I can remember when there was a single Whitehall department responsible for all of health and social security: the old DHSS. It’s hard to believe. That’s the two biggest budgets in government run from a single ministry.
It wasn’t until 1988 that sanity prevailed and the two were split into the Department of Health and the Department of Social Security. Thirty years later and the Department of Health has now become the Department of Health and Social Care.
Bringing health and social care under one department makes a lot of sense. Social care involves the provision of services to people with needs resulting from disability or illness. It is a close relative of healthcare, which is there to treat the underlying condition. Yet the differences in the ways we organise, pay for and prioritise these two sister services remain fundamental.
The fact that healthcare is free while social care is paid for by the state only if you pass a pretty severe means test is well known. The options for reform are well rehearsed. The fact that no government will ever be able to enact any sensible reform to social care funding seems to be one of the few remaining iron laws of politics.
There are two other big differences, though, which get rather less attention. One is simply the different priority we give to each. The other is the fact that social care is provided by local government, while healthcare is funded centrally.
You can see relative priorities simply by looking at cold, hard cash. Since 2010 public spending on health has gone up by 10 per cent. That is a small increase by historic standards, but it means that health spending has grown rapidly as a fraction of total public service spending. Spending on social care, by contrast, has fallen substantially in real terms — and this at a time of rapid population growth and ageing of the population.
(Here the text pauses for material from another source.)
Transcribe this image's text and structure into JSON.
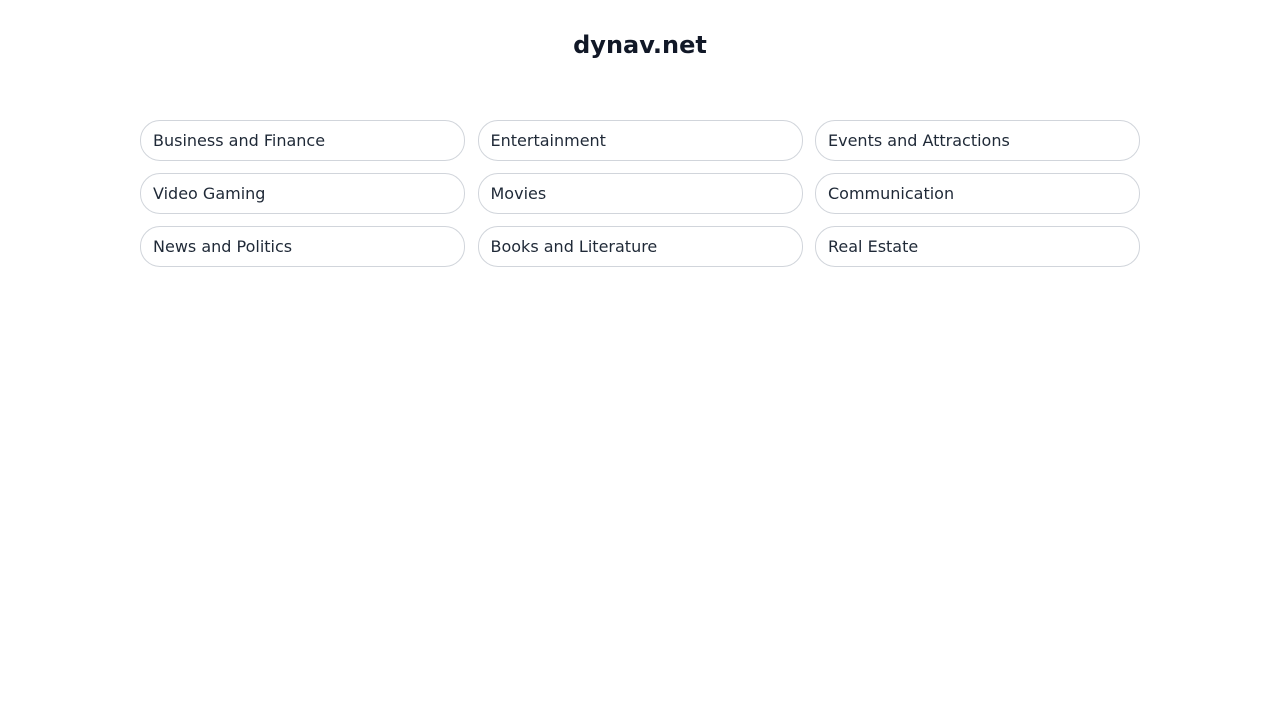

The risk, of course, is that this reduction in social care spending could itself be putting additional pressure on health budgets as care outside of hospital becomes harder to access.
One of the consequences of devolution is that the different constituent nations of the UK have been able to take rather different routes. In England the decision has been clear — more money for heath, less for social care. The Scots, the Welsh and Northern Irish, to differing degrees, have protected social care spending more and health spending less. The ability to take those sorts of decisions is precisely the point of devolution.
Yet responsibility for social care is also devolved to councils within England. They have had to make some big choices as they have suffered some very big cuts in their overall revenues, which, on average, have fallen by about a fifth since 2009. Given that adult social care accounts for more than a third of local authorities’ budgets, they have had little choice but to reduce spending on it. They have, though, reduced it by considerably less than they have reduced spending on other services. Within their highly constrained budgets, social care spending has received some relative protection.
However, different local authorities have suffered very different levels of budget cuts. One in ten reduced spending on adult social care by more than a quarter between 2010 and 2016, while one in seven managed to increase spending. These are huge differences driven by where overall cuts in spending have occurred much more than they have been driven by changes in need. In broad terms, councils that were more dependent on central government grants, generally in more deprived and more urban areas, have suffered the biggest funding cuts. And it is in these councils where social care spending has fallen the most.
Government policy now is to make each council more responsible for raising its own funding in future, with less equalisation of resources between councils with different tax bases and spending needs. Councils are due to become more dependent on how well their own business rates revenues perform. General grant funding is set to be abolished from 2020. The idea is to provide councils with stronger financial incentives to grow their local economies and hence their tax bases.
The problem is that this — perfectly reasonable — desire to increase local responsibility crashes headlong into an equally reasonable desire to ensure consistent standards of social care across the country. While devolving funding risk to a local level, the government has been busily telling local authorities exactly what needs and eligibility criteria they should apply in provision of social care.
This will create two problems: first, there is likely to be very little correlation between the growth in revenue that any local authority gets from its own tax base and the demands it has to meet for social care provision; second, revenues from council tax and business rates overall are likely to rise much less quickly than demands on social care budgets. Like health spending, social care spending is likely to have to increase quite rapidly over the next two decades simply to keep up with demand. Revenues from council tax and business rates will not rise anywhere near as fast.
These facts almost certainly will mean additional funding for social care from central government. How that funding is distributed to local authorities, and how much control central government retains over its use, will have fundamental consequences for social care provision. Given that providing social care is much the biggest thing that local government does, this choice also will have fundamental consequences for the future role and nature of local government as a whole.
Too often, both social care and local government are treated as Cinderella services by Whitehall. Let’s hope that the rechristening of the new Department of Health and Social Care signals a change to that.